How old was the witness as a kid is not in evidence. The dictionary defines a kid as a child or young person. Although he would claim to have the tenacious memory of a Winston Churchill, a former British Prime Minister, the learned trial Judge rejected his evidence, which he nursed and petted from the age of a kid. I cannot fault the learned trial Judge in his rejection of the evidence of DW2.
Evidence of boundary is very important in land disputes because it is really the centre of the dispute. Once the boundary is known, the Court is in a good position to determine ownership, with the aid of other relevant evidence. As the learned trial Judge went into the evidence of DW2 and rejected it on grounds of contradiction or inconsistency with the pleadings, the Court of Appeal ought to have taken the evaluation of the evidence by the Judge seriously. But that was not the situation. It is bad that that was not the situation.

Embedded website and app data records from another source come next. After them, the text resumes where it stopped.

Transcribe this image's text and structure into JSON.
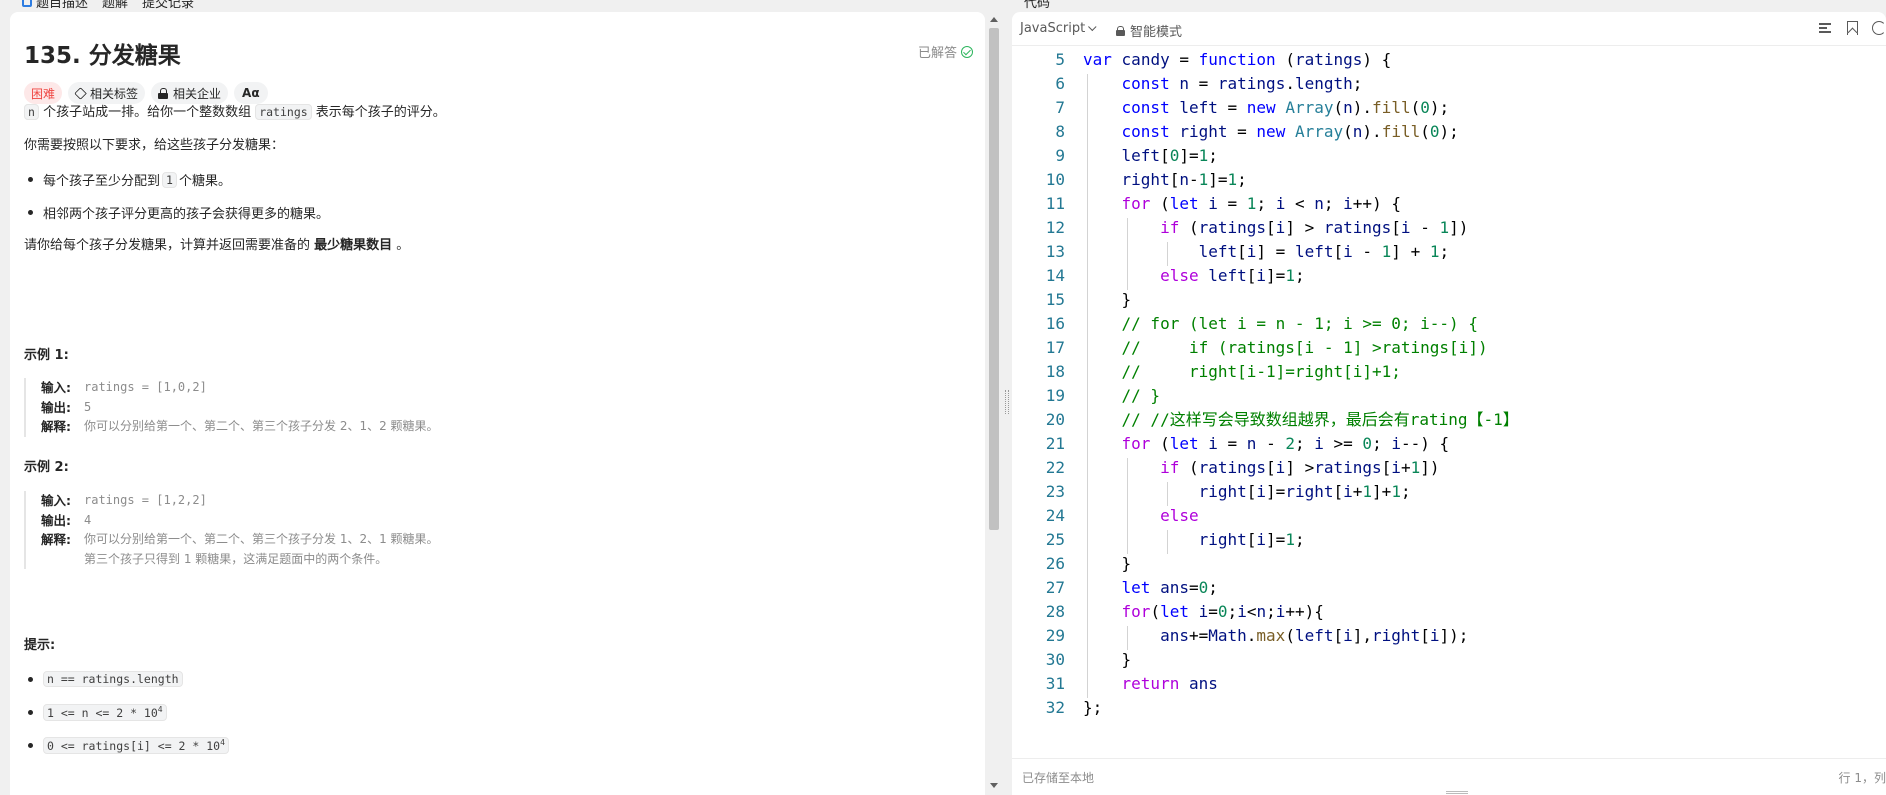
{
  "top_bar": {
    "left_tabs": [
      "题目描述",
      "题解",
      "提交记录"
    ],
    "right_tab": "代码"
  },
  "problem": {
    "title": "135. 分发糖果",
    "solved_label": "已解答",
    "tags": {
      "difficulty": "困难",
      "related_tags": "相关标签",
      "related_companies": "相关企业",
      "font_button": "Aα"
    },
    "description": {
      "p1_code": "n",
      "p1_mid": " 个孩子站成一排。给你一个整数数组 ",
      "p1_code2": "ratings",
      "p1_end": " 表示每个孩子的评分。",
      "p2": "你需要按照以下要求，给这些孩子分发糖果：",
      "bullet1_pre": "每个孩子至少分配到 ",
      "bullet1_code": "1",
      "bullet1_post": " 个糖果。",
      "bullet2": "相邻两个孩子评分更高的孩子会获得更多的糖果。",
      "p3_pre": "请你给每个孩子分发糖果，计算并返回需要准备的 ",
      "p3_bold": "最少糖果数目",
      "p3_post": " 。"
    },
    "examples": [
      {
        "title": "示例 1:",
        "input_label": "输入:",
        "input": "ratings = [1,0,2]",
        "output_label": "输出:",
        "output": "5",
        "explain_label": "解释:",
        "explain": [
          "你可以分别给第一个、第二个、第三个孩子分发 2、1、2 颗糖果。"
        ]
      },
      {
        "title": "示例 2:",
        "input_label": "输入:",
        "input": "ratings = [1,2,2]",
        "output_label": "输出:",
        "output": "4",
        "explain_label": "解释:",
        "explain": [
          "你可以分别给第一个、第二个、第三个孩子分发 1、2、1 颗糖果。",
          "第三个孩子只得到 1 颗糖果，这满足题面中的两个条件。"
        ]
      }
    ],
    "hints_title": "提示:",
    "constraints": [
      "n == ratings.length",
      "1 <= n <= 2 * 10",
      "0 <= ratings[i] <= 2 * 10"
    ],
    "constraint_sup": "4"
  },
  "editor": {
    "language": "JavaScript",
    "mode": "智能模式",
    "status_saved": "已存储至本地",
    "cursor_position": "行 1，列",
    "lines": [
      {
        "n": "5",
        "html": "<span class='k'>var</span> <span class='v'>candy</span> = <span class='k'>function</span> (<span class='v'>ratings</span>) {"
      },
      {
        "n": "6",
        "html": "    <span class='k'>const</span> <span class='v'>n</span> = <span class='v'>ratings</span>.<span class='v'>length</span>;"
      },
      {
        "n": "7",
        "html": "    <span class='k'>const</span> <span class='v'>left</span> = <span class='k'>new</span> <span class='t'>Array</span>(<span class='v'>n</span>).<span class='f'>fill</span>(<span class='n'>0</span>);"
      },
      {
        "n": "8",
        "html": "    <span class='k'>const</span> <span class='v'>right</span> = <span class='k'>new</span> <span class='t'>Array</span>(<span class='v'>n</span>).<span class='f'>fill</span>(<span class='n'>0</span>);"
      },
      {
        "n": "9",
        "html": "    <span class='v'>left</span>[<span class='n'>0</span>]=<span class='n'>1</span>;"
      },
      {
        "n": "10",
        "html": "    <span class='v'>right</span>[<span class='v'>n</span>-<span class='n'>1</span>]=<span class='n'>1</span>;"
      },
      {
        "n": "11",
        "html": "    <span class='kc'>for</span> (<span class='k'>let</span> <span class='v'>i</span> = <span class='n'>1</span>; <span class='v'>i</span> &lt; <span class='v'>n</span>; <span class='v'>i</span>++) {"
      },
      {
        "n": "12",
        "html": "        <span class='kc'>if</span> (<span class='v'>ratings</span>[<span class='v'>i</span>] &gt; <span class='v'>ratings</span>[<span class='v'>i</span> - <span class='n'>1</span>])"
      },
      {
        "n": "13",
        "html": "            <span class='v'>left</span>[<span class='v'>i</span>] = <span class='v'>left</span>[<span class='v'>i</span> - <span class='n'>1</span>] + <span class='n'>1</span>;"
      },
      {
        "n": "14",
        "html": "        <span class='kc'>else</span> <span class='v'>left</span>[<span class='v'>i</span>]=<span class='n'>1</span>;"
      },
      {
        "n": "15",
        "html": "    }"
      },
      {
        "n": "16",
        "html": "    <span class='c'>// for (let i = n - 1; i &gt;= 0; i--) {</span>"
      },
      {
        "n": "17",
        "html": "    <span class='c'>//     if (ratings[i - 1] &gt;ratings[i])</span>"
      },
      {
        "n": "18",
        "html": "    <span class='c'>//     right[i-1]=right[i]+1;</span>"
      },
      {
        "n": "19",
        "html": "    <span class='c'>// }</span>"
      },
      {
        "n": "20",
        "html": "    <span class='c'>// //这样写会导致数组越界，最后会有rating【-1】</span>"
      },
      {
        "n": "21",
        "html": "    <span class='kc'>for</span> (<span class='k'>let</span> <span class='v'>i</span> = <span class='v'>n</span> - <span class='n'>2</span>; <span class='v'>i</span> &gt;= <span class='n'>0</span>; <span class='v'>i</span>--) {"
      },
      {
        "n": "22",
        "html": "        <span class='kc'>if</span> (<span class='v'>ratings</span>[<span class='v'>i</span>] &gt;<span class='v'>ratings</span>[<span class='v'>i</span>+<span class='n'>1</span>])"
      },
      {
        "n": "23",
        "html": "            <span class='v'>right</span>[<span class='v'>i</span>]=<span class='v'>right</span>[<span class='v'>i</span>+<span class='n'>1</span>]+<span class='n'>1</span>;"
      },
      {
        "n": "24",
        "html": "        <span class='kc'>else</span>"
      },
      {
        "n": "25",
        "html": "            <span class='v'>right</span>[<span class='v'>i</span>]=<span class='n'>1</span>;"
      },
      {
        "n": "26",
        "html": "    }"
      },
      {
        "n": "27",
        "html": "    <span class='k'>let</span> <span class='v'>ans</span>=<span class='n'>0</span>;"
      },
      {
        "n": "28",
        "html": "    <span class='kc'>for</span>(<span class='k'>let</span> <span class='v'>i</span>=<span class='n'>0</span>;<span class='v'>i</span>&lt;<span class='v'>n</span>;<span class='v'>i</span>++){"
      },
      {
        "n": "29",
        "html": "        <span class='v'>ans</span>+=<span class='v'>Math</span>.<span class='f'>max</span>(<span class='v'>left</span>[<span class='v'>i</span>],<span class='v'>right</span>[<span class='v'>i</span>]);"
      },
      {
        "n": "30",
        "html": "    }"
      },
      {
        "n": "31",
        "html": "    <span class='kc'>return</span> <span class='v'>ans</span>"
      },
      {
        "n": "32",
        "html": "};"
      }
    ]
  },
  "colors": {
    "hard_tag": "#ef4743",
    "solved_check": "#2db55d",
    "line_number": "#237893",
    "keyword": "#0000ff",
    "control_keyword": "#af00db",
    "comment": "#008000"
  }
}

I think I can stop here. It is for the above reasons and the fuller reasons in the judgment of my learned brother, Onu, JSC, that I too make the same orders as in the judgment.
Judgment delivered by
Dahiru Musdpaher, JSC.
I have had the
honour to read before now, the judgment of my Lord Onu,
JSC just delivered with which I entirely agree.
For the same reasons so comprehensively set out in the aforesaid judgment,
which I respectfully adopt as mine, I too find this appeal meritorious. I
accordingly allow the appeal and set aside in its entirety the judgment of
the Court of Appeal. I restore the decision of the trial Court same as to
the award of the grant of declaration of the Egwebara
lake to the defendant, the respondent herein. The appellant is entitled to
the costs of this appeal assessed at
Judgment delivered by
Aloma Mariam Mukhtar, JSC.
I have had the opportunity of reading in advance the lead judgment delivered by my learned brother Onu, JSC. I am in complete agreement with the reasoning and conclusion that the appeal is meritorious and ought to be allowed. I hereby allow the appeal, and abide by the consequential orders in the lead judgment.